**ABOUT THIS TASK**: Please retype the records below exactly as they stand.

*** PROVIDED RECORDS ***

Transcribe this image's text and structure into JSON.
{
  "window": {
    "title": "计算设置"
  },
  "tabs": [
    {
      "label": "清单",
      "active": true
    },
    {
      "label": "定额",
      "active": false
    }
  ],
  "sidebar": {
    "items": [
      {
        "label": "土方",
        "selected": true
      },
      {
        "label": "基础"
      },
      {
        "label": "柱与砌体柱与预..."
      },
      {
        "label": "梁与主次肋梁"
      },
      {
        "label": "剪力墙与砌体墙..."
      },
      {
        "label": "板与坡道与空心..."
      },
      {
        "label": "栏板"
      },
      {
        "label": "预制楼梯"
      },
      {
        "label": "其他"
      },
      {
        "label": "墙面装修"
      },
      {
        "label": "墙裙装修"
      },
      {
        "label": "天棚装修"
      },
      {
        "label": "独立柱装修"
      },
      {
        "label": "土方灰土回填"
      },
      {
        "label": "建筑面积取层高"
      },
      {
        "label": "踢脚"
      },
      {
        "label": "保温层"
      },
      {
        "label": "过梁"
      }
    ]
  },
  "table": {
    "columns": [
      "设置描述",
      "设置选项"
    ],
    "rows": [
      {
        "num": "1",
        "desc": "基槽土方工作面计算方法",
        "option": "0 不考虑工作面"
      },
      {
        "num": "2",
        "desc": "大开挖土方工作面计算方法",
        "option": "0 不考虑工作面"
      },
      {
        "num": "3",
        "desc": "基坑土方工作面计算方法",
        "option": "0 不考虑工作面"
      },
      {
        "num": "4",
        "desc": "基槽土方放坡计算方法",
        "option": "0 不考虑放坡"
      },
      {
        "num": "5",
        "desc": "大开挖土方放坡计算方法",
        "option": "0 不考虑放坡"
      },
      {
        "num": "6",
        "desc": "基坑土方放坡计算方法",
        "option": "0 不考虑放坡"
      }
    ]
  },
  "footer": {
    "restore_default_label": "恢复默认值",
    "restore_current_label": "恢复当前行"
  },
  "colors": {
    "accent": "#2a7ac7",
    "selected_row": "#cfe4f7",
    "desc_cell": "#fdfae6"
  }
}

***

**RESULT OF THE EXERCISE**:
Transcribe this image's text and structure into JSON.
{
  "window": {
    "title": "计算设置"
  },
  "tabs": [
    {
      "label": "清单",
      "active": true
    },
    {
      "label": "定额",
      "active": false
    }
  ],
  "sidebar": {
    "items": [
      {
        "label": "土方",
        "selected": true
      },
      {
        "label": "基础"
      },
      {
        "label": "柱与砌体柱与预..."
      },
      {
        "label": "梁与主次肋梁"
      },
      {
        "label": "剪力墙与砌体墙..."
      },
      {
        "label": "板与坡道与空心..."
      },
      {
        "label": "栏板"
      },
      {
        "label": "预制楼梯"
      },
      {
        "label": "其他"
      },
      {
        "label": "墙面装修"
      },
      {
        "label": "墙裙装修"
      },
      {
        "label": "天棚装修"
      },
      {
        "label": "独立柱装修"
      },
      {
        "label": "土方灰土回填"
      },
      {
        "label": "建筑面积取层高"
      },
      {
        "label": "踢脚"
      },
      {
        "label": "保温层"
      },
      {
        "label": "过梁"
      }
    ]
  },
  "table": {
    "columns": [
      "设置描述",
      "设置选项"
    ],
    "rows": [
      {
        "num": "1",
        "desc": "基槽土方工作面计算方法",
        "option": "0 不考虑工作面"
      },
      {
        "num": "2",
        "desc": "大开挖土方工作面计算方法",
        "option": "0 不考虑工作面"
      },
      {
        "num": "3",
        "desc": "基坑土方工作面计算方法",
        "option": "0 不考虑工作面"
      },
      {
        "num": "4",
        "desc": "基槽土方放坡计算方法",
        "option": "0 不考虑放坡"
      },
      {
        "num": "5",
        "desc": "大开挖土方放坡计算方法",
        "option": "0 不考虑放坡"
      },
      {
        "num": "6",
        "desc": "基坑土方放坡计算方法",
        "option": "0 不考虑放坡"
      }
    ]
  },
  "footer": {
    "restore_default_label": "恢复默认值",
    "restore_current_label": "恢复当前行"
  },
  "colors": {
    "accent": "#2a7ac7",
    "selected_row": "#cfe4f7",
    "desc_cell": "#fdfae6"
  }
}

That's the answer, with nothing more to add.